Instructions for the task:
For each line below with the word "image", write out a copy.

Data for review:

───

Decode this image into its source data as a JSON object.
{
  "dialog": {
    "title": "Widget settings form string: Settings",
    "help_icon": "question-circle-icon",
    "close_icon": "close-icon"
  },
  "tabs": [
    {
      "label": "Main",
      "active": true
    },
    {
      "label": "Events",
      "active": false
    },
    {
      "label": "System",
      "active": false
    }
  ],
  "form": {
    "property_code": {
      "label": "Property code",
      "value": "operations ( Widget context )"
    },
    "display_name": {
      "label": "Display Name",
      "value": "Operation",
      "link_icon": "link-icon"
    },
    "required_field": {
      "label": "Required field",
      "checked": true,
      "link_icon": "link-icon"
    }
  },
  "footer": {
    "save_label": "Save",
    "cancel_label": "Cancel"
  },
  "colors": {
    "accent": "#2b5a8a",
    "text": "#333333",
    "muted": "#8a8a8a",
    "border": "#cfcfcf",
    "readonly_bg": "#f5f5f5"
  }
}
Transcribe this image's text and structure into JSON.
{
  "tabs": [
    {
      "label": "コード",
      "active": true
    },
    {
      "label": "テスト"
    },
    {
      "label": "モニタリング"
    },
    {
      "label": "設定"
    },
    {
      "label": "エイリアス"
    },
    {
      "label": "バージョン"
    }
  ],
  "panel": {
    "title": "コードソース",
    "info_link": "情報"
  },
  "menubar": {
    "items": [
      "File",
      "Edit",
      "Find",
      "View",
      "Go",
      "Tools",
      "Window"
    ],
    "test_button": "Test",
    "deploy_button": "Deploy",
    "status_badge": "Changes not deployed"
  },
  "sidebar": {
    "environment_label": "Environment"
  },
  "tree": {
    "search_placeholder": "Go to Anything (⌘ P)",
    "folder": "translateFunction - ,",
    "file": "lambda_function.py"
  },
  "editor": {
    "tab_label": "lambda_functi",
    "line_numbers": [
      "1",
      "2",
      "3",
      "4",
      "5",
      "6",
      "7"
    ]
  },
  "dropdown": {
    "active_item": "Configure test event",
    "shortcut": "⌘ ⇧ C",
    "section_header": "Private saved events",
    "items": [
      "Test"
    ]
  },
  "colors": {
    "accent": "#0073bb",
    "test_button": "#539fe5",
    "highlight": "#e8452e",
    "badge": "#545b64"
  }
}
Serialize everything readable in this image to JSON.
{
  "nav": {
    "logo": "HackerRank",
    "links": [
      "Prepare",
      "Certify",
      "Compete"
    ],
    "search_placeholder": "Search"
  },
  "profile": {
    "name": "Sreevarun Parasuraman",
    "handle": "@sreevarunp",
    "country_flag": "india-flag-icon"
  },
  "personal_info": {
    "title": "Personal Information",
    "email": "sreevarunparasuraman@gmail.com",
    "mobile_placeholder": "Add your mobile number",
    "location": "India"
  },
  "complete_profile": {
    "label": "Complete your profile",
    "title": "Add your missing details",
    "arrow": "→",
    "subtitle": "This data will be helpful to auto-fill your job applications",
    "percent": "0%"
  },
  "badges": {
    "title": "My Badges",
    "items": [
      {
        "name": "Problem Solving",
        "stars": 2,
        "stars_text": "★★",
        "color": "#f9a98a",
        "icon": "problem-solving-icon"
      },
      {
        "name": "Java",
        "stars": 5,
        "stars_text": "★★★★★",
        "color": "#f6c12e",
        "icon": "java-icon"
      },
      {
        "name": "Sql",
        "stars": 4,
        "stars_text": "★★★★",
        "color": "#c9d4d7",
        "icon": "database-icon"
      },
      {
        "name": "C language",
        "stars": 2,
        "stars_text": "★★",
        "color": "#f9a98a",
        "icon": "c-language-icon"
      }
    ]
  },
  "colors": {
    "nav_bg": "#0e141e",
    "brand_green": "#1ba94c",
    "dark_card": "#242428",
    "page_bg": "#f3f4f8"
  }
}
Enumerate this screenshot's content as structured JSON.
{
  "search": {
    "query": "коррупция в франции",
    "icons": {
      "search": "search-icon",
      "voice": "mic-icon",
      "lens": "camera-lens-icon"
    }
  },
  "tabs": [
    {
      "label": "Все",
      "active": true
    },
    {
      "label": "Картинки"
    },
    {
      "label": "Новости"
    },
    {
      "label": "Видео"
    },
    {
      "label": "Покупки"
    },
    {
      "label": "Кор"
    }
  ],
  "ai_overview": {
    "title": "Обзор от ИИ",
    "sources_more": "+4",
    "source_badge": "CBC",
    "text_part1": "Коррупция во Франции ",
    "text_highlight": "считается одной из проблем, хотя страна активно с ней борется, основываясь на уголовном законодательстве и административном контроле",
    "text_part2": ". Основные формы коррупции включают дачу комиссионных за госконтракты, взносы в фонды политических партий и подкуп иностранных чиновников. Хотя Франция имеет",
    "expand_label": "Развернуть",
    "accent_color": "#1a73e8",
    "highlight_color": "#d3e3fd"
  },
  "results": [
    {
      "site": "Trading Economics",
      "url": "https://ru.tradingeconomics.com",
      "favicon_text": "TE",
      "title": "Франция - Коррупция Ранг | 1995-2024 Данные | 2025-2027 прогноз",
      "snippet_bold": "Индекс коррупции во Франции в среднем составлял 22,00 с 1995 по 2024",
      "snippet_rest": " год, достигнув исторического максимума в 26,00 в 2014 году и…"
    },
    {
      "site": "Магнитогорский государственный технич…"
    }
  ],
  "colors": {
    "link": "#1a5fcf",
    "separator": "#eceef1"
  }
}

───

Final answer:
Decode this image into its source data as a JSON object.
Transcribe this image's text and structure into JSON.
Serialize everything readable in this image to JSON.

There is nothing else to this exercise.